... but we're not including readline in the standard Python distribution. Why would we want to include the database code itself in Python ?
Not in the source distro, but it will end up in the RPMs and other binary distros.
But that would violate the Sleepycat license; we are not shipping readline or a module which statically links against readline in the binary distros for the same reason.
It only violates the Sleepycat license if (a) we don't include that license with the RPM or (b) we include closed-source code in that RPM. We're violating only (a) AFAIK and that's easily fixed.
As I understand, the BSD version shipped with Python so far is using a standard BSD style license, so there's no problem with it. However, Sleepycat added a copyleft kind of restriction to the BSD license which makes this troublesome, esp. since the restriction is not at all clear about what "use of the DB software" really means.

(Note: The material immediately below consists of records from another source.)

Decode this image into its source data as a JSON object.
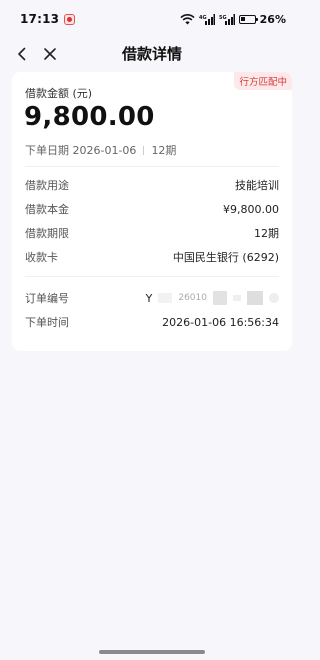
{
  "status_bar": {
    "time": "17:13",
    "battery": "26%"
  },
  "nav": {
    "title": "借款详情"
  },
  "card": {
    "badge": "行方匹配中",
    "amount_label": "借款金额 (元)",
    "amount": "9,800.00",
    "order_date": "下单日期 2026-01-06",
    "term_short": "12期",
    "details": [
      {
        "label": "借款用途",
        "value": "技能培训"
      },
      {
        "label": "借款本金",
        "value": "¥9,800.00"
      },
      {
        "label": "借款期限",
        "value": "12期"
      },
      {
        "label": "收款卡",
        "value": "中国民生银行 (6292)"
      }
    ],
    "order_no_label": "订单编号",
    "order_no_visible_prefix": "Y",
    "order_no_visible_mid": "26010",
    "order_time_label": "下单时间",
    "order_time": "2026-01-06 16:56:34"
  },
  "colors": {
    "page_bg": "#f6f6fb",
    "card_bg": "#ffffff",
    "badge_bg": "#fde9e9",
    "badge_text": "#d83c3c"
  }
}
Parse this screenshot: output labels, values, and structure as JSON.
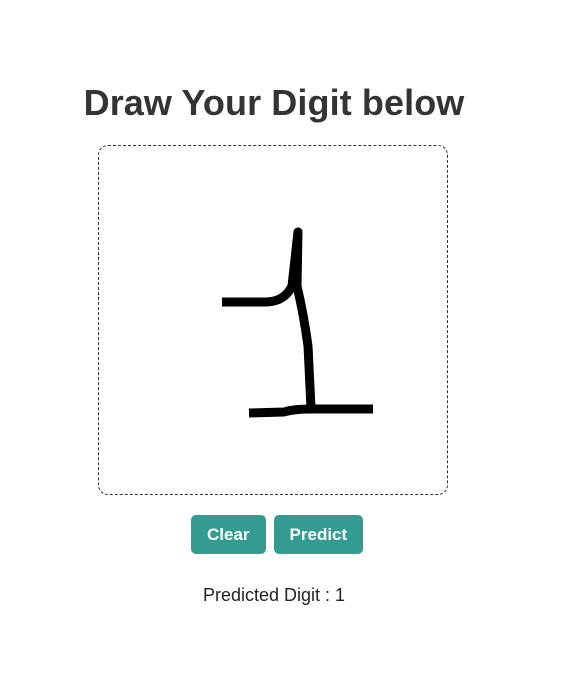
{
  "page": {
    "title": "Draw Your Digit below"
  },
  "buttons": {
    "clear_label": "Clear",
    "predict_label": "Predict"
  },
  "result": {
    "text": "Predicted Digit : 1"
  },
  "colors": {
    "button_bg": "#349b93",
    "stroke": "#000000"
  }
}
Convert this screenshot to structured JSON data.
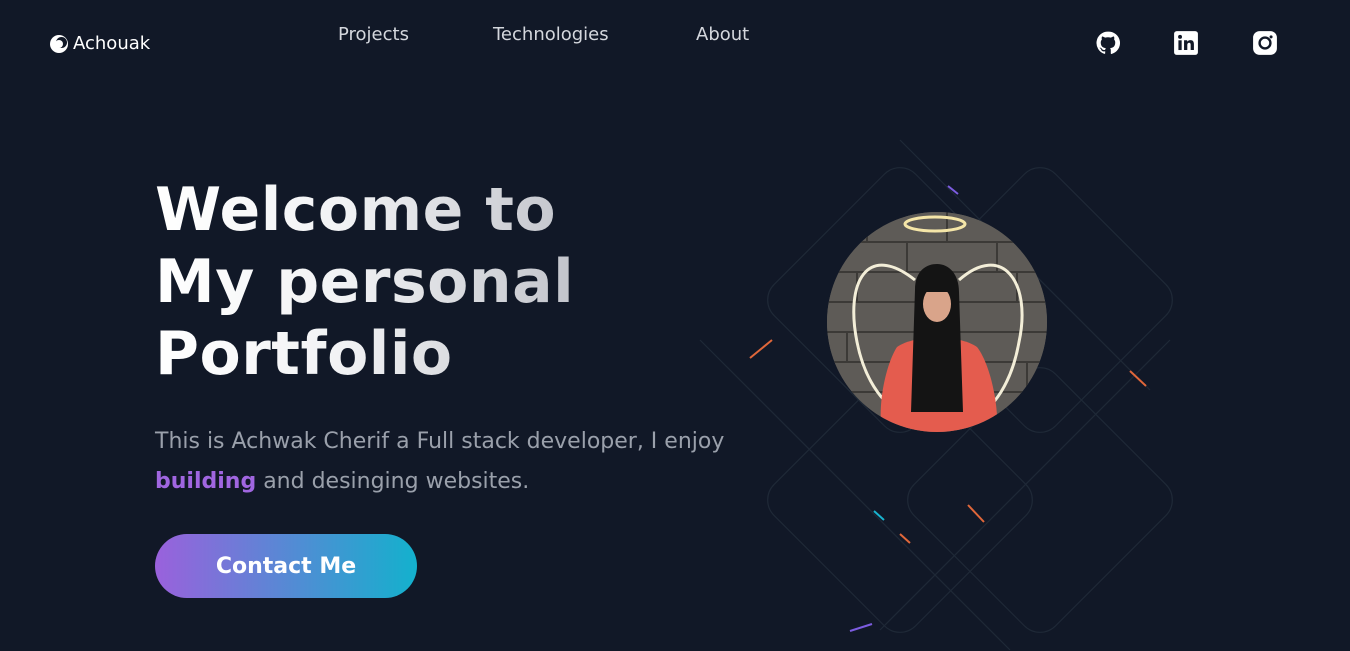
{
  "brand": {
    "name": "Achouak",
    "icon": "logo-mark-icon"
  },
  "nav": {
    "items": [
      "Projects",
      "Technologies",
      "About"
    ]
  },
  "social": {
    "github": "github-icon",
    "linkedin": "linkedin-icon",
    "instagram": "instagram-icon"
  },
  "hero": {
    "title_lines": [
      "Welcome to",
      "My personal",
      "Portfolio"
    ],
    "description_part1": "This is Achwak Cherif a Full stack developer, I enjoy",
    "description_highlight": "building",
    "description_part2": " and desinging websites.",
    "cta_label": "Contact Me"
  },
  "colors": {
    "background": "#111827",
    "highlight": "#a066e0",
    "cta_gradient_start": "#9a61dc",
    "cta_gradient_end": "#13b1cd"
  }
}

Their web-page on this is:
Also, the Sleepycat license is not compatible with the Python license in the sense that the Python license is far less restrictive than the Sleepycat one. We'd have to make it very clear that we have integrated third-party code into the archive which falls under a much more restrictive license. (FWIW, It would actually be wise to summarize all the different licenses in the Python distro somewhere...)
So back to my original question: why go through all these troubles ?

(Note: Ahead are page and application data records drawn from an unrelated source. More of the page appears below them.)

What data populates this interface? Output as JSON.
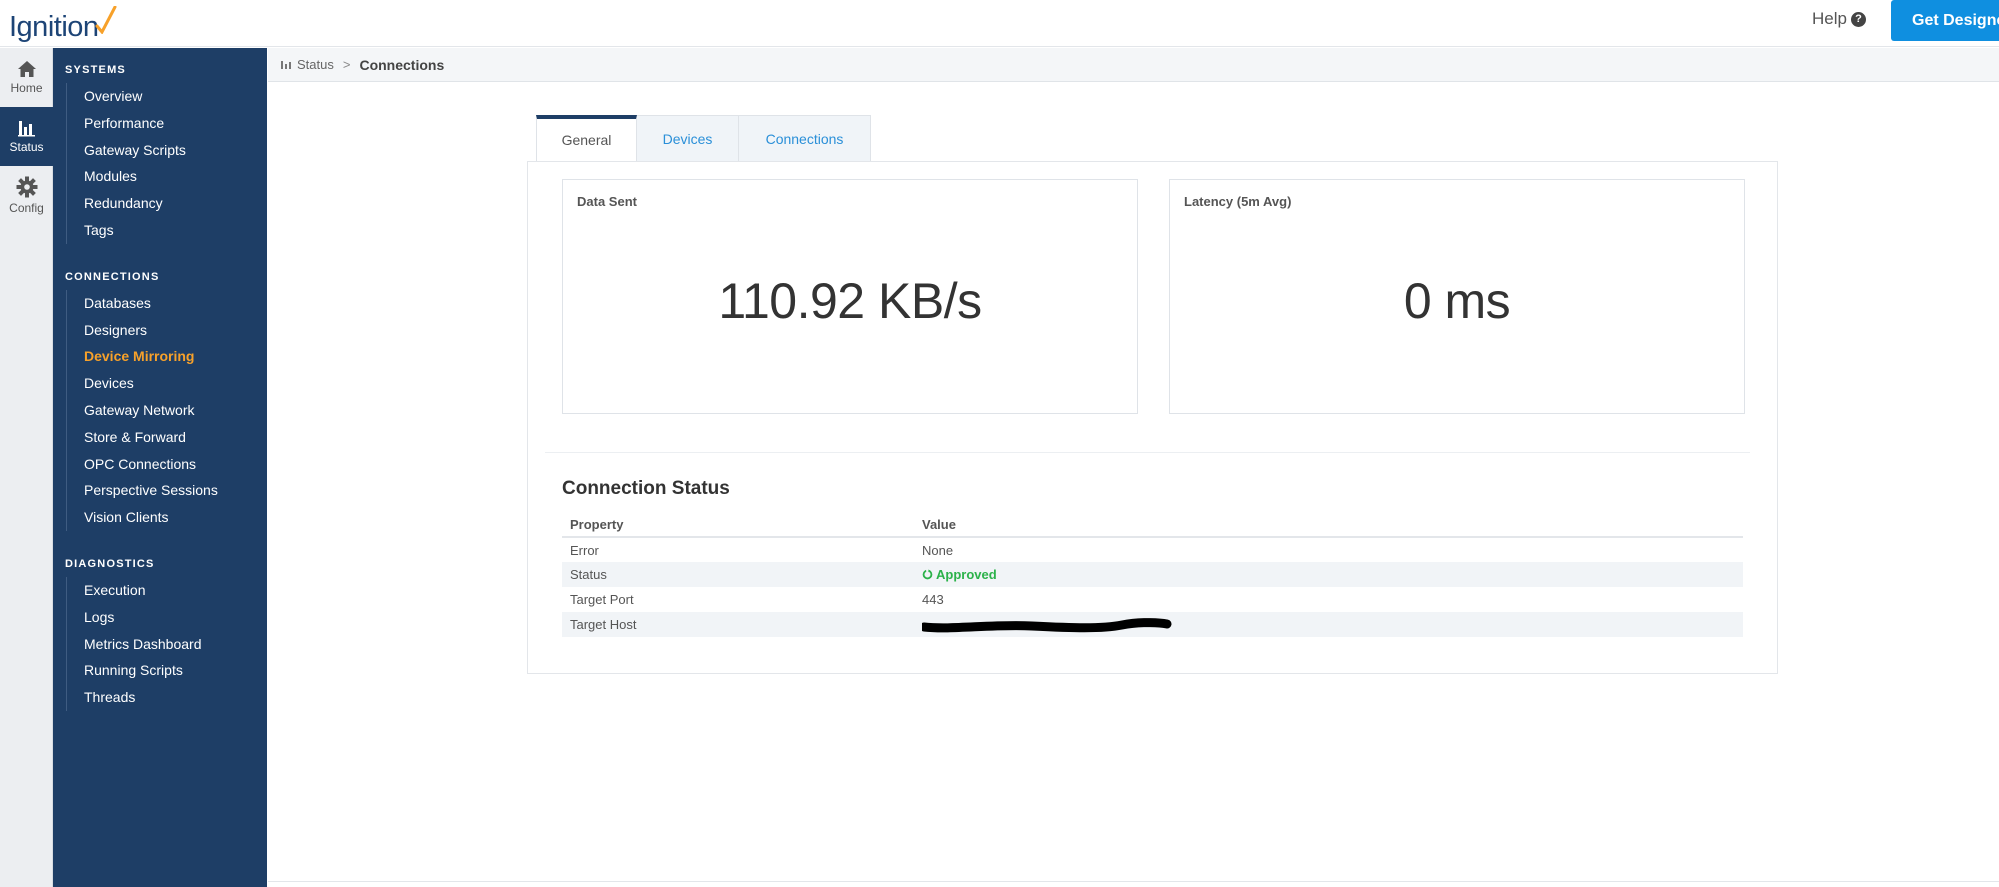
{
  "app": {
    "logo_text": "Ignition",
    "brand_accent": "#f7a12a",
    "brand_primary": "#1e3e66"
  },
  "topbar": {
    "help_label": "Help",
    "help_icon": "?",
    "get_designer_label": "Get Designer"
  },
  "rail": [
    {
      "label": "Home",
      "icon": "home-icon"
    },
    {
      "label": "Status",
      "icon": "bar-chart-icon"
    },
    {
      "label": "Config",
      "icon": "gear-icon"
    }
  ],
  "nav": {
    "systems": {
      "heading": "SYSTEMS",
      "items": [
        "Overview",
        "Performance",
        "Gateway Scripts",
        "Modules",
        "Redundancy",
        "Tags"
      ]
    },
    "connections": {
      "heading": "CONNECTIONS",
      "items": [
        "Databases",
        "Designers",
        "Device Mirroring",
        "Devices",
        "Gateway Network",
        "Store & Forward",
        "OPC Connections",
        "Perspective Sessions",
        "Vision Clients"
      ]
    },
    "diagnostics": {
      "heading": "DIAGNOSTICS",
      "items": [
        "Execution",
        "Logs",
        "Metrics Dashboard",
        "Running Scripts",
        "Threads"
      ]
    }
  },
  "breadcrumb": {
    "parent": "Status",
    "sep": ">",
    "current": "Connections"
  },
  "tabs": [
    "General",
    "Devices",
    "Connections"
  ],
  "cards": {
    "data_sent": {
      "title": "Data Sent",
      "value": "110.92 KB/s"
    },
    "latency": {
      "title": "Latency (5m Avg)",
      "value": "0 ms"
    }
  },
  "connection_status": {
    "title": "Connection Status",
    "columns": [
      "Property",
      "Value"
    ],
    "rows": [
      {
        "property": "Error",
        "value": "None"
      },
      {
        "property": "Status",
        "value": "Approved"
      },
      {
        "property": "Target Port",
        "value": "443"
      },
      {
        "property": "Target Host",
        "value": ""
      }
    ]
  }
}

We're not planning to incorporate Sleepycat code in the python source distribution. But if setup.py builds bsddb if it finds the parts, it's hard to keep the Sleepycat binaries in the RPMs.
--Guido van Rossum (home page: http://www.python.org/~guido/)